AFP reports: The international community is not doing enough to help resolve the Syrian crisis, Turkish President Abdullah Gul said Tuesday as he urged an orderly transition to democracy.
“The international community as whole has so far performed poorly in providing an effective response to the crisis at hand,” Gul said in a public address following the NATO summit in Chicago.
Gul said Turkey is doing “all it can to alleviate the suffering of the Syrian people,” including hosting close to 25,000 Syrians who “fled from the regime’s campaign of violence.”
He deplored the fact that “scores of people are dying in pursuit of their rights and dignity” in Syria and said it is the responsibility of the international community to support the Syrian people’s journey to democracy.
“The six-point Annan Plan might still be the last chance for an orderly transition in Syria if it is urgently implemented in all its aspects, including an effective ceasefire, free political activity and exercise of democratic rights,” Gul told the Chicago Council on Global Affairs.
“Once this is achieved, I believe a relatively peaceful political transition can be reached in Syria.”
Turkey is “highly concerned” about nuclear proliferation and continues to call for the establishment of a “weapons of mass destruction free zone” which would include both Iran and Israel, Gul said.
The Associated Press reports: United States and NATO officials say the North Atlantic alliance has no intention of intervening militarily to quell violence in Syria.
NATO Secretary-General Anders Fogh Rasmussen and U.S. Ambassador to NATO Ivo Daalder said members of the alliance continue to seek ways to pressure Syrian President Bashar Assad’s regime so it abides by a peace plan brokered by special envoy Kofi Annan.
Reuters reports: U.N. Secretary-General Ban Ki-moon expressed concern on Monday that violence from the 14-month conflict in Syria could spread to neighbouring Lebanon, and reiterated his fear that the Syrian violence may erupt into a full-scale civil war.
In a readout of a meeting between Ban and new French President Francois Hollande on the sidelines of the NATO summit in Chicago, the U.N. press office wrote that Ban said the world is at “a pivotal moment in the search for a peaceful settlement to the crisis.”
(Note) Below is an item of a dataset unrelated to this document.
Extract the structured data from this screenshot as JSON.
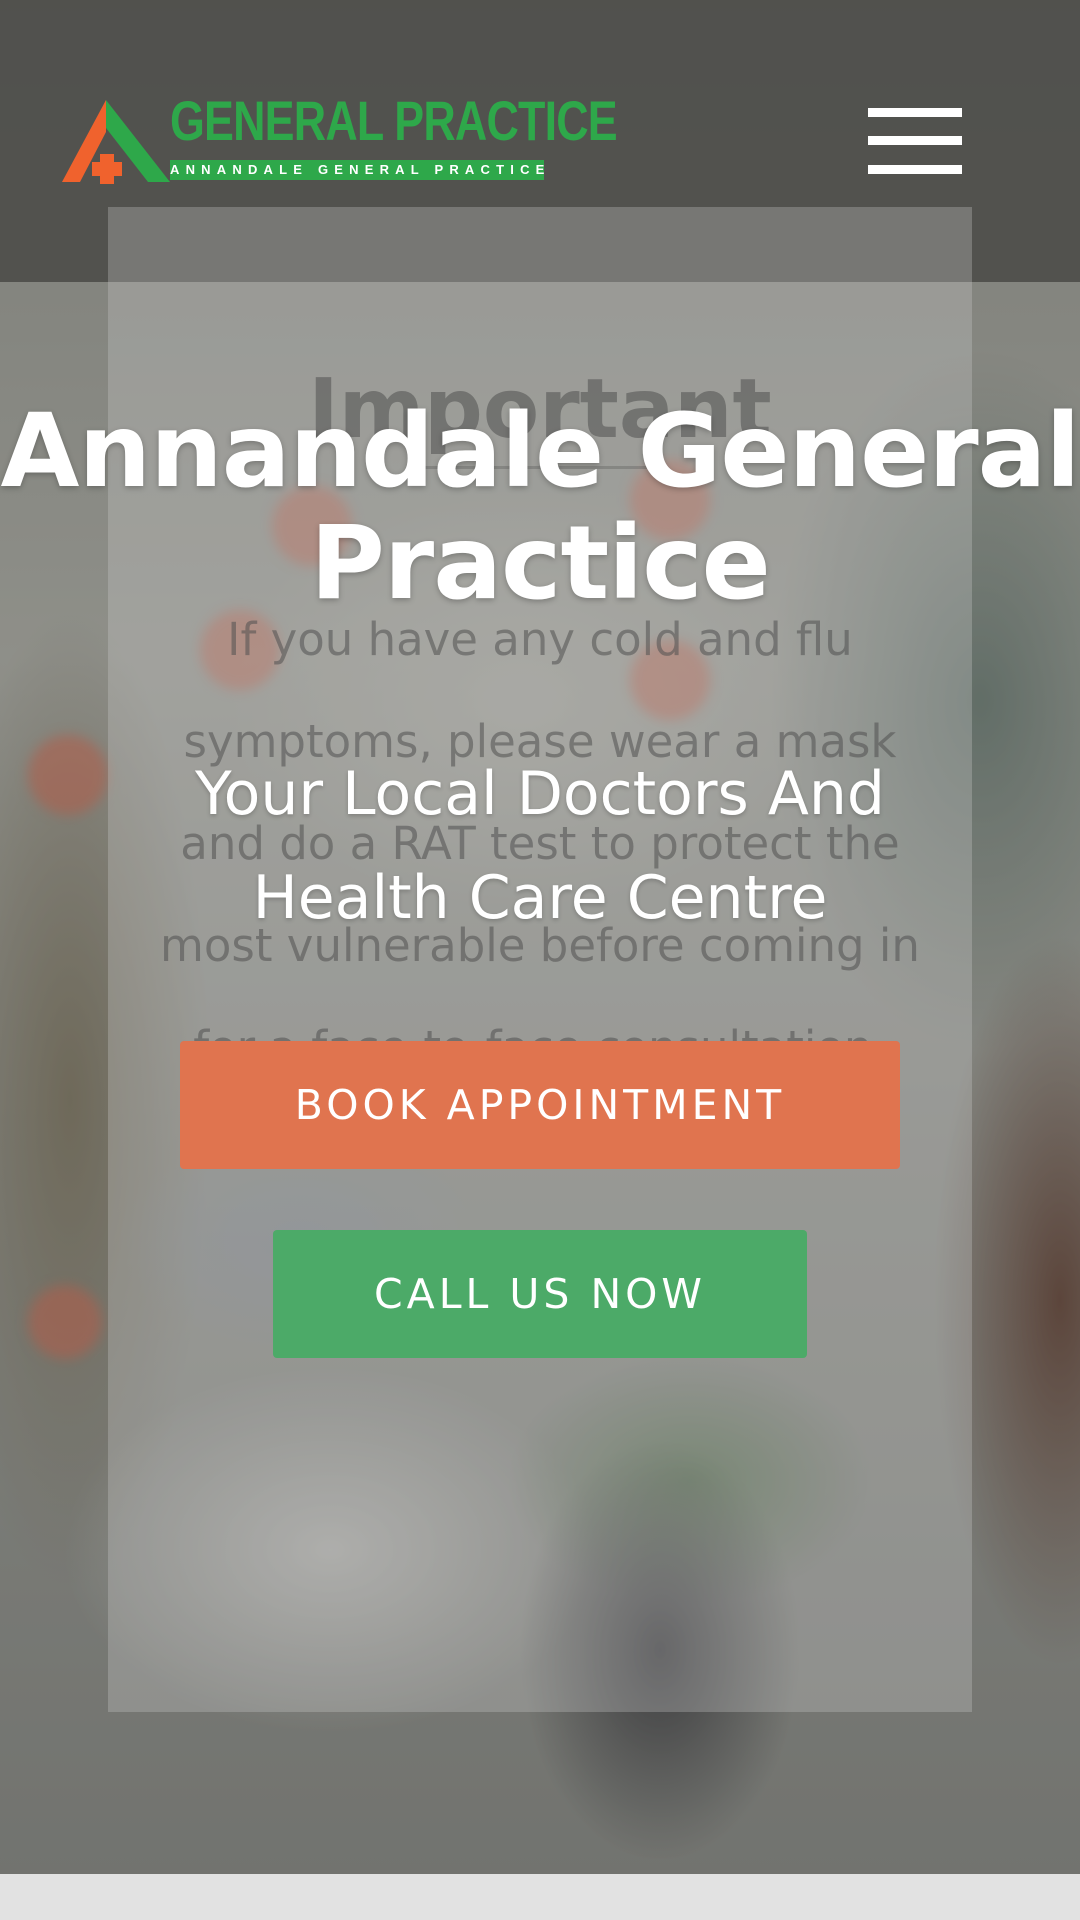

Ban was “extremely troubled about the risk of an all-out civil war (in Syria) and was concerned about the outbreak of related violence in Lebanon,” the U.N. statement said.